Paul Chiusano suggested Heartbleed may have resulted from failed software economics.
The industry's collective response to the crisis was the Core Infrastructure Initiative, a multimillion-dollar project announced by the Linux Foundation on 24 April 2014 to provide funds to critical elements of the global information infrastructure. The initiative intends to allow lead developers to work full-time on their projects and to pay for security audits, hardware and software infrastructure, travel, and other expenses. OpenSSL is a candidate to become the first recipient of the initiative's funding.
After the discovery Google established Project Zero which is tasked with finding zero-day vulnerabilities to help secure the Web and society.
^Lee, Ariana (13 April 2014). "How Codenomicon Found The Heartbleed Bug Now Plaguing The Internet". ReadWrite. Archived from the original on 5 September 2017. Retrieved 4 December 2017. Discovered independently by Google engineer Neel Mehta and the Finnish security firm Codenomicon, Heartbleed has been called "one of the most serious security problems to ever affect the modern web."
^Smith, Gerry (10 April 2014). "How The Internet's Worst Nightmare Could Have Been Avoided". The Huffington Post.
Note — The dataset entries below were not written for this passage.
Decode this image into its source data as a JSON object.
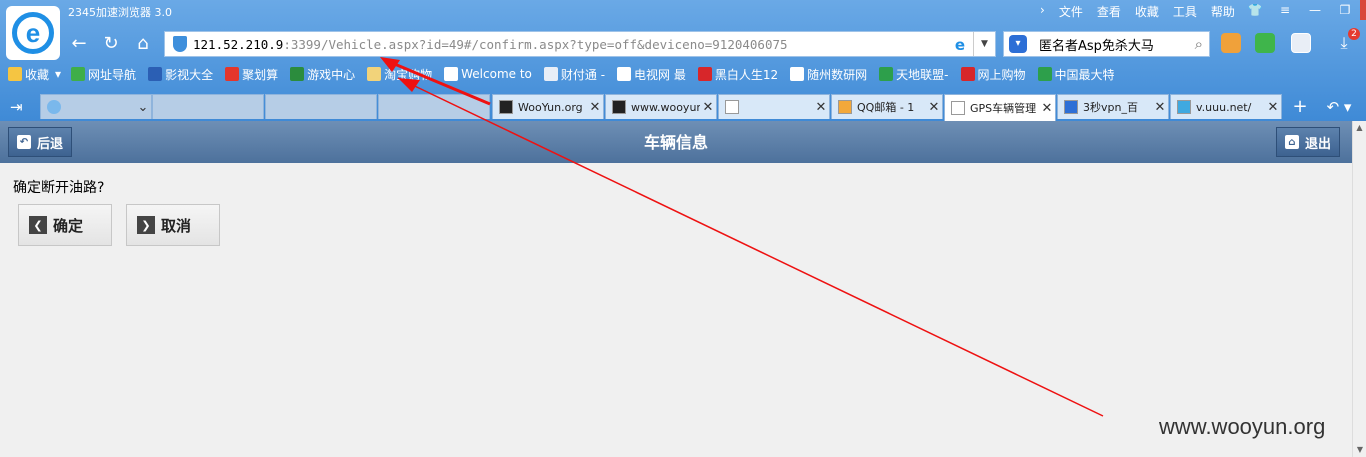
{
  "window": {
    "title": "2345加速浏览器 3.0"
  },
  "menu": [
    "文件",
    "查看",
    "收藏",
    "工具",
    "帮助"
  ],
  "address": {
    "host": "121.52.210.9",
    "rest": ":3399/Vehicle.aspx?id=49#/confirm.aspx?type=off&deviceno=9120406075"
  },
  "search": {
    "value": "匿名者Asp免杀大马"
  },
  "notification_count": "2",
  "bookmarks": [
    {
      "label": "收藏",
      "icon": "star-icon",
      "color": "#f5c542"
    },
    {
      "label": "网址导航",
      "icon": "house-icon",
      "color": "#3fae49"
    },
    {
      "label": "影视大全",
      "icon": "film-icon",
      "color": "#2b5fb4"
    },
    {
      "label": "聚划算",
      "icon": "juhuasuan-icon",
      "color": "#e4362b"
    },
    {
      "label": "游戏中心",
      "icon": "game-icon",
      "color": "#2b8c3d"
    },
    {
      "label": "淘宝购物",
      "icon": "folder-icon",
      "color": "#f2d37a"
    },
    {
      "label": "Welcome to",
      "icon": "page-icon",
      "color": "#ffffff"
    },
    {
      "label": "财付通 -",
      "icon": "tenpay-icon",
      "color": "#e8eef7"
    },
    {
      "label": "电视网 最",
      "icon": "page-icon",
      "color": "#ffffff"
    },
    {
      "label": "黑白人生12",
      "icon": "letv-icon",
      "color": "#d7262a"
    },
    {
      "label": "随州数研网",
      "icon": "page-icon",
      "color": "#ffffff"
    },
    {
      "label": "天地联盟-",
      "icon": "tiandi-icon",
      "color": "#2d9f4b"
    },
    {
      "label": "网上购物",
      "icon": "shop-icon",
      "color": "#d7262a"
    },
    {
      "label": "中国最大特",
      "icon": "te-icon",
      "color": "#2d9f4b"
    }
  ],
  "tabs": [
    {
      "label": "WooYun.org",
      "icon": "wooyun-icon"
    },
    {
      "label": "www.wooyun",
      "icon": "wooyun-icon"
    },
    {
      "label": "",
      "icon": "page-icon"
    },
    {
      "label": "QQ邮箱 - 1",
      "icon": "qqmail-icon"
    },
    {
      "label": "GPS车辆管理",
      "icon": "page-icon"
    },
    {
      "label": "3秒vpn_百",
      "icon": "baidu-icon"
    },
    {
      "label": "v.uuu.net/",
      "icon": "globe-icon"
    }
  ],
  "page": {
    "title": "车辆信息",
    "back_label": "后退",
    "exit_label": "退出",
    "confirm_text": "确定断开油路?",
    "ok_label": "确定",
    "cancel_label": "取消"
  },
  "watermark": "www.wooyun.org"
}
Archived from the original on 19 July 2017. Retrieved 16 April 2020. The bug revealed this week was buried inside 10 lines of code and would have been spotted in an audit, according to Laurie, who works on the security team at Google.